Last summer we published Implementing Competency Education in K-12 Systems: Insights from Local Leaders based on interviews with ten districts across the country. There were strong similarities about the major steps these districts used in converting their systems from time-based to success-based. What was interesting was that most of the districts had converted without a big investment of education technology or use of blended learning.
There are more and more districts interested in competency education, but they have different starting points. Many of them have already made the transition to blended learning and are more comfortable with students working on different units or skills. I’ve also visited one district, Eminence, which started with design thinking. (University of Kentucky dLAB, led by John Nash, is bringing design thinking into the schools in the Bluegrass State.) This has raised a bunch of questions for me about how these districts might find their way to competency education. Will they follow the same implementation process or will they forge a different way to a competency-based system? And if they do forge a different way, will this lead to different understandings of competency education and new designs? Or will these districts miss important steps and encounter new challenges?
Technical or Transformational?
A few people, all of whom I have the utmost respect for, have suggested that we need to document the different models of competency education in the same way we talk about the models of blended learning.
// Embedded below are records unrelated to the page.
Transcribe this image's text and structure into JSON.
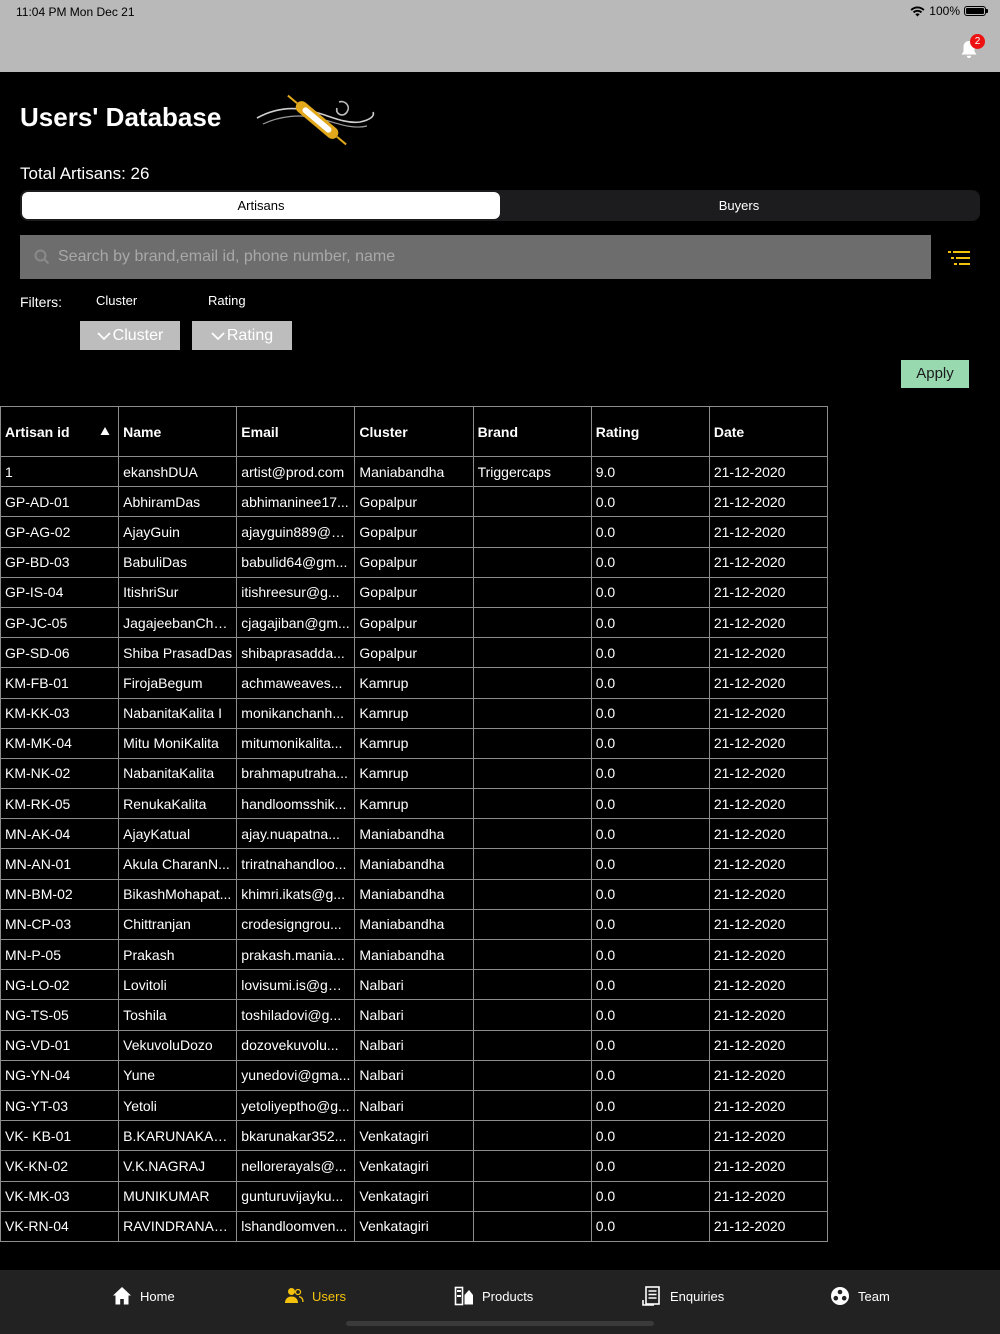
{
  "status": {
    "time": "11:04 PM   Mon Dec 21",
    "battery": "100%",
    "notification_count": "2"
  },
  "header": {
    "title": "Users' Database",
    "total": "Total Artisans: 26"
  },
  "segments": {
    "artisans": "Artisans",
    "buyers": "Buyers",
    "active": "Artisans"
  },
  "search": {
    "placeholder": "Search by brand,email id, phone number, name"
  },
  "filters": {
    "label": "Filters:",
    "cluster_label": "Cluster",
    "rating_label": "Rating",
    "cluster_value": "Cluster",
    "rating_value": "Rating",
    "apply": "Apply"
  },
  "table": {
    "columns": [
      "Artisan id",
      "Name",
      "Email",
      "Cluster",
      "Brand",
      "Rating",
      "Date"
    ],
    "rows": [
      [
        "1",
        "ekanshDUA",
        "artist@prod.com",
        "Maniabandha",
        "Triggercaps",
        "9.0",
        "21-12-2020"
      ],
      [
        "GP-AD-01",
        "AbhiramDas",
        "abhimaninee17...",
        "Gopalpur",
        "",
        "0.0",
        "21-12-2020"
      ],
      [
        "GP-AG-02",
        "AjayGuin",
        "ajayguin889@g...",
        "Gopalpur",
        "",
        "0.0",
        "21-12-2020"
      ],
      [
        "GP-BD-03",
        "BabuliDas",
        "babulid64@gm...",
        "Gopalpur",
        "",
        "0.0",
        "21-12-2020"
      ],
      [
        "GP-IS-04",
        "ItishriSur",
        "itishreesur@g...",
        "Gopalpur",
        "",
        "0.0",
        "21-12-2020"
      ],
      [
        "GP-JC-05",
        "JagajeebanCha...",
        "cjagajiban@gm...",
        "Gopalpur",
        "",
        "0.0",
        "21-12-2020"
      ],
      [
        "GP-SD-06",
        "Shiba PrasadDas",
        "shibaprasadda...",
        "Gopalpur",
        "",
        "0.0",
        "21-12-2020"
      ],
      [
        "KM-FB-01",
        "FirojaBegum",
        "achmaweaves...",
        "Kamrup",
        "",
        "0.0",
        "21-12-2020"
      ],
      [
        "KM-KK-03",
        "NabanitaKalita I",
        "monikanchanh...",
        "Kamrup",
        "",
        "0.0",
        "21-12-2020"
      ],
      [
        "KM-MK-04",
        "Mitu MoniKalita",
        "mitumonikalita...",
        "Kamrup",
        "",
        "0.0",
        "21-12-2020"
      ],
      [
        "KM-NK-02",
        "NabanitaKalita",
        "brahmaputraha...",
        "Kamrup",
        "",
        "0.0",
        "21-12-2020"
      ],
      [
        "KM-RK-05",
        "RenukaKalita",
        "handloomsshik...",
        "Kamrup",
        "",
        "0.0",
        "21-12-2020"
      ],
      [
        "MN-AK-04",
        "AjayKatual",
        "ajay.nuapatna...",
        "Maniabandha",
        "",
        "0.0",
        "21-12-2020"
      ],
      [
        "MN-AN-01",
        "Akula CharanN...",
        "triratnahandloo...",
        "Maniabandha",
        "",
        "0.0",
        "21-12-2020"
      ],
      [
        "MN-BM-02",
        "BikashMohapat...",
        "khimri.ikats@g...",
        "Maniabandha",
        "",
        "0.0",
        "21-12-2020"
      ],
      [
        "MN-CP-03",
        "Chittranjan",
        "crodesigngrou...",
        "Maniabandha",
        "",
        "0.0",
        "21-12-2020"
      ],
      [
        "MN-P-05",
        "Prakash",
        "prakash.mania...",
        "Maniabandha",
        "",
        "0.0",
        "21-12-2020"
      ],
      [
        "NG-LO-02",
        "Lovitoli",
        "lovisumi.is@gm...",
        "Nalbari",
        "",
        "0.0",
        "21-12-2020"
      ],
      [
        "NG-TS-05",
        "Toshila",
        "toshiladovi@g...",
        "Nalbari",
        "",
        "0.0",
        "21-12-2020"
      ],
      [
        "NG-VD-01",
        "VekuvoluDozo",
        " dozovekuvolu...",
        "Nalbari",
        "",
        "0.0",
        "21-12-2020"
      ],
      [
        "NG-YN-04",
        "Yune",
        "yunedovi@gma...",
        "Nalbari",
        "",
        "0.0",
        "21-12-2020"
      ],
      [
        "NG-YT-03",
        "Yetoli",
        "yetoliyeptho@g...",
        "Nalbari",
        "",
        "0.0",
        "21-12-2020"
      ],
      [
        "VK- KB-01",
        "B.KARUNAKAR...",
        "bkarunakar352...",
        "Venkatagiri",
        "",
        "0.0",
        "21-12-2020"
      ],
      [
        "VK-KN-02",
        "V.K.NAGRAJ",
        "nellorerayals@...",
        "Venkatagiri",
        "",
        "0.0",
        "21-12-2020"
      ],
      [
        "VK-MK-03",
        "MUNIKUMAR",
        "gunturuvijayku...",
        "Venkatagiri",
        "",
        "0.0",
        "21-12-2020"
      ],
      [
        "VK-RN-04",
        "RAVINDRANALLI",
        "lshandloomven...",
        "Venkatagiri",
        "",
        "0.0",
        "21-12-2020"
      ]
    ]
  },
  "tabs": [
    {
      "label": "Home",
      "icon": "house-icon",
      "active": false
    },
    {
      "label": "Users",
      "icon": "users-icon",
      "active": true
    },
    {
      "label": "Products",
      "icon": "products-icon",
      "active": false
    },
    {
      "label": "Enquiries",
      "icon": "enquiries-icon",
      "active": false
    },
    {
      "label": "Team",
      "icon": "team-icon",
      "active": false
    }
  ],
  "colors": {
    "accent": "#f4c20d",
    "apply_bg": "#98d9b0",
    "search_bg": "#6d6d6d",
    "dropdown_bg": "#bdbdbd"
  }
}
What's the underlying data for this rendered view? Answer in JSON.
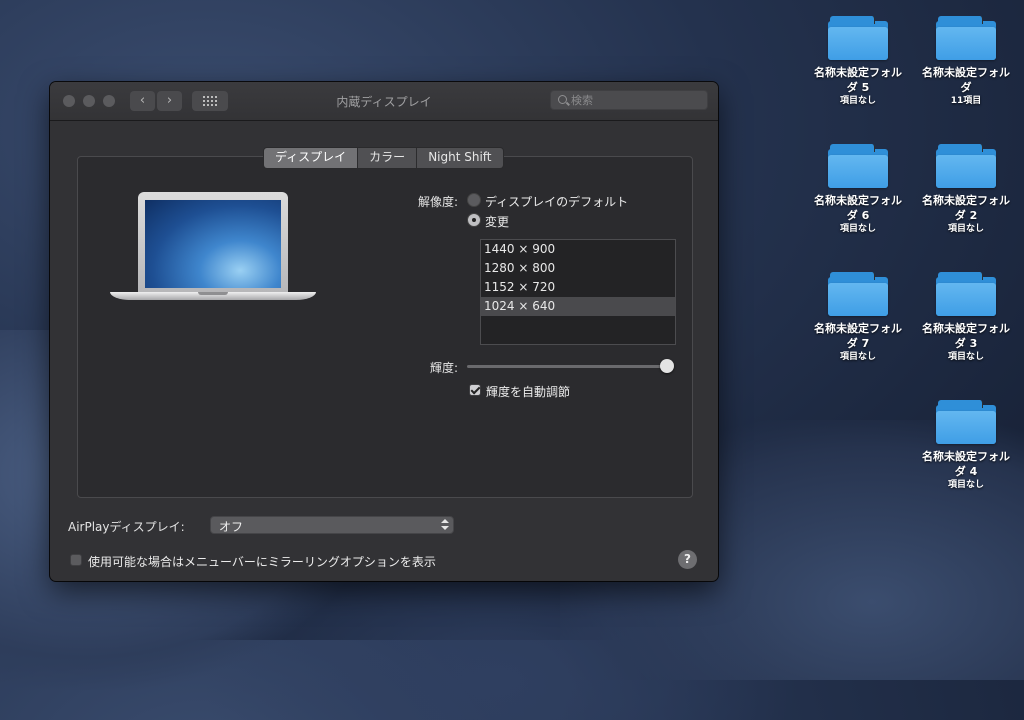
{
  "desktop": {
    "folders": [
      {
        "name_line1": "名称未設定フォル",
        "name_line2": "ダ 5",
        "sub": "項目なし"
      },
      {
        "name_line1": "名称未設定フォル",
        "name_line2": "ダ",
        "sub": "11項目"
      },
      {
        "name_line1": "名称未設定フォル",
        "name_line2": "ダ 6",
        "sub": "項目なし"
      },
      {
        "name_line1": "名称未設定フォル",
        "name_line2": "ダ 2",
        "sub": "項目なし"
      },
      {
        "name_line1": "名称未設定フォル",
        "name_line2": "ダ 7",
        "sub": "項目なし"
      },
      {
        "name_line1": "名称未設定フォル",
        "name_line2": "ダ 3",
        "sub": "項目なし"
      },
      {
        "name_line1": "名称未設定フォル",
        "name_line2": "ダ 4",
        "sub": "項目なし"
      }
    ]
  },
  "window": {
    "title": "内蔵ディスプレイ",
    "search_placeholder": "検索",
    "nav": {
      "back": "‹",
      "forward": "›"
    },
    "tabs": [
      {
        "label": "ディスプレイ",
        "active": true
      },
      {
        "label": "カラー",
        "active": false
      },
      {
        "label": "Night Shift",
        "active": false
      }
    ],
    "resolution": {
      "label": "解像度:",
      "option_default": "ディスプレイのデフォルト",
      "option_scaled": "変更",
      "selected": "scaled",
      "list": [
        "1440 × 900",
        "1280 × 800",
        "1152 × 720",
        "1024 × 640"
      ],
      "selected_item": "1024 × 640"
    },
    "brightness": {
      "label": "輝度:",
      "value": 1.0,
      "auto_label": "輝度を自動調節",
      "auto_checked": true
    },
    "airplay": {
      "label": "AirPlayディスプレイ:",
      "value": "オフ"
    },
    "mirror_option": {
      "label": "使用可能な場合はメニューバーにミラーリングオプションを表示",
      "checked": false
    },
    "help_label": "?"
  }
}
I see the value of modelizing (Is that a word? If not, it should be. ), but I also see a huge risk in that it allows people to see competency education as a technical reform.
And we at CompetencyWorks don’t think it is. (more…)